Holidays » Purim » Recipes

Sukkot
A seven day autumn festival commemorating the miracle of the Heavenly Clouds which enveloped the Jews while traveling in the desert for forty years. On this holiday we dwell in makeshift booths and shake the Four Species.
Yom Kippur
Day of Atonement. This late-autumn high-holiday is the holiest day of the year. We devote this day to repentance and all healthy adults are required to fast.
Kosher
Literally means "fit." Commonly used to describe foods which are permitted by Jewish dietary laws, but is also used to describe religious articles (such as a Torah scroll or Sukkah) which meet the requirements of Jewish law.
Purim
A one-day holiday celebrated in late winter commemorating the miraculous deliverance of the Jewish people from a decree of annihilation issued by Persian King Ahasuerus in the year 356 BCE.
Lubavitch

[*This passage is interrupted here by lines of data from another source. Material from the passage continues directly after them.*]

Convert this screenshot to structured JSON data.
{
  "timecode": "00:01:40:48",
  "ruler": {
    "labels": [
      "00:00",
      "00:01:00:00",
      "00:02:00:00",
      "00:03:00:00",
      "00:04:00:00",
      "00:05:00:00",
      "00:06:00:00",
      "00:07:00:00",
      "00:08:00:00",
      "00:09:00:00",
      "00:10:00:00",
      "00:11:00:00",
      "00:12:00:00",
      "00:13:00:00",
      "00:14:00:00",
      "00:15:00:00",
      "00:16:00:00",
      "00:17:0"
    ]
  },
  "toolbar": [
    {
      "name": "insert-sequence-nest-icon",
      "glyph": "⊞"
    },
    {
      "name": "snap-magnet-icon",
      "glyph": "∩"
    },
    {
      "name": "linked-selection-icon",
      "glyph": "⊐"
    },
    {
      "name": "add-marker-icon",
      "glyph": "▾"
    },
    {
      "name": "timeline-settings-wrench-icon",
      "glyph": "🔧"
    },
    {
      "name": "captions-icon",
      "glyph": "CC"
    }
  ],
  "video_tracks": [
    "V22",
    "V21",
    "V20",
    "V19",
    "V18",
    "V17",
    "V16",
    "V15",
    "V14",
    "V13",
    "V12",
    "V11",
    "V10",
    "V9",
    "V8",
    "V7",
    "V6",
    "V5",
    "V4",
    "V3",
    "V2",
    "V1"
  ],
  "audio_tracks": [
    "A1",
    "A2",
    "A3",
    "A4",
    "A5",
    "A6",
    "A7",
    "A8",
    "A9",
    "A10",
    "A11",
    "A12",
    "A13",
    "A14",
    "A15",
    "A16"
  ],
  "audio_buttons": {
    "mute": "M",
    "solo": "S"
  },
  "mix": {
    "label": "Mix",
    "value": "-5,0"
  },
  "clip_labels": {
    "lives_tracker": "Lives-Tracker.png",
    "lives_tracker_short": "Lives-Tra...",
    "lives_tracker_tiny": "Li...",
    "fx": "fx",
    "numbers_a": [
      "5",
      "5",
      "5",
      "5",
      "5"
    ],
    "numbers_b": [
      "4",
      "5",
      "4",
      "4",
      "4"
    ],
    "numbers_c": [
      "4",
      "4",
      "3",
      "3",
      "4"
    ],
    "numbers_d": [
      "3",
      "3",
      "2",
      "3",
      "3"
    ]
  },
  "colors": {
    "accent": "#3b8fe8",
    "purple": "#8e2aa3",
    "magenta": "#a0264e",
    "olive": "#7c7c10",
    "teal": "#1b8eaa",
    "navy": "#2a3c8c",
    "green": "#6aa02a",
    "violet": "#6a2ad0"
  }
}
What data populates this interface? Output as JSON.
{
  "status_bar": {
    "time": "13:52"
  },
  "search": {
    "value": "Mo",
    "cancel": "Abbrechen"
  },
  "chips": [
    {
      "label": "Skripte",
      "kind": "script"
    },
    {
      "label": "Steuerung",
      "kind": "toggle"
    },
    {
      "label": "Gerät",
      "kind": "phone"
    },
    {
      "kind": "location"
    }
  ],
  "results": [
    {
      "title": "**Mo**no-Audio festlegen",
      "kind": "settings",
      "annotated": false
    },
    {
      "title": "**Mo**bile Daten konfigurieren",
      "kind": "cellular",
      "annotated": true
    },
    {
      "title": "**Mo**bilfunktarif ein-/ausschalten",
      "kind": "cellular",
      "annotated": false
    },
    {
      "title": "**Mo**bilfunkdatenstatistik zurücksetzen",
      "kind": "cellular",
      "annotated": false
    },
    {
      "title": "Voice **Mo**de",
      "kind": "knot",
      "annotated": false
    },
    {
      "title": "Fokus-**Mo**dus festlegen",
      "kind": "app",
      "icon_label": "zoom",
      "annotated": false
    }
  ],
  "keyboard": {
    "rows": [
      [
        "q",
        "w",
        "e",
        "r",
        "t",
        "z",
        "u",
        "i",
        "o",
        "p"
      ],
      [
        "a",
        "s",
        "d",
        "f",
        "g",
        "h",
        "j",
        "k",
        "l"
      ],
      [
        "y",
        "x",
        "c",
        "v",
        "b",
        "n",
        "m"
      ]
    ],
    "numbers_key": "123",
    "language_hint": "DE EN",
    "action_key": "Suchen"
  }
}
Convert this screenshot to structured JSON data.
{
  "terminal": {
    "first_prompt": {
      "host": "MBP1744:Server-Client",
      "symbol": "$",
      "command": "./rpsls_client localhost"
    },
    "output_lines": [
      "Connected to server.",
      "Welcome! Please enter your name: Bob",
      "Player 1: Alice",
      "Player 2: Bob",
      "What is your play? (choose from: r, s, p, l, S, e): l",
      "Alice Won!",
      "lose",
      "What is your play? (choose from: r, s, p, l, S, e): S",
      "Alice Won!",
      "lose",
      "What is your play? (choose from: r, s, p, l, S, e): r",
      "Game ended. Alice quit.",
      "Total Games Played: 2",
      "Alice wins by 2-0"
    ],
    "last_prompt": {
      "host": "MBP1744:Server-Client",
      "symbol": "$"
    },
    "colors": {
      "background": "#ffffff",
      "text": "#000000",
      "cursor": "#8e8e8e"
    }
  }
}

Also known as “Chabad,” Lubavitch is the name of a Chassidic Group founded in the 1770s. “Lubavitch” is the name of the Belarusian city where four of the Chabad Rebbes (leaders) were based. Today, the movement is based in Brooklyn, New York, with branches worldwide. Two of the most fundamental teachings of Chabad are the intellectual pursuit of understanding the divine and the willingness to help every Jew who has a spiritual or material need.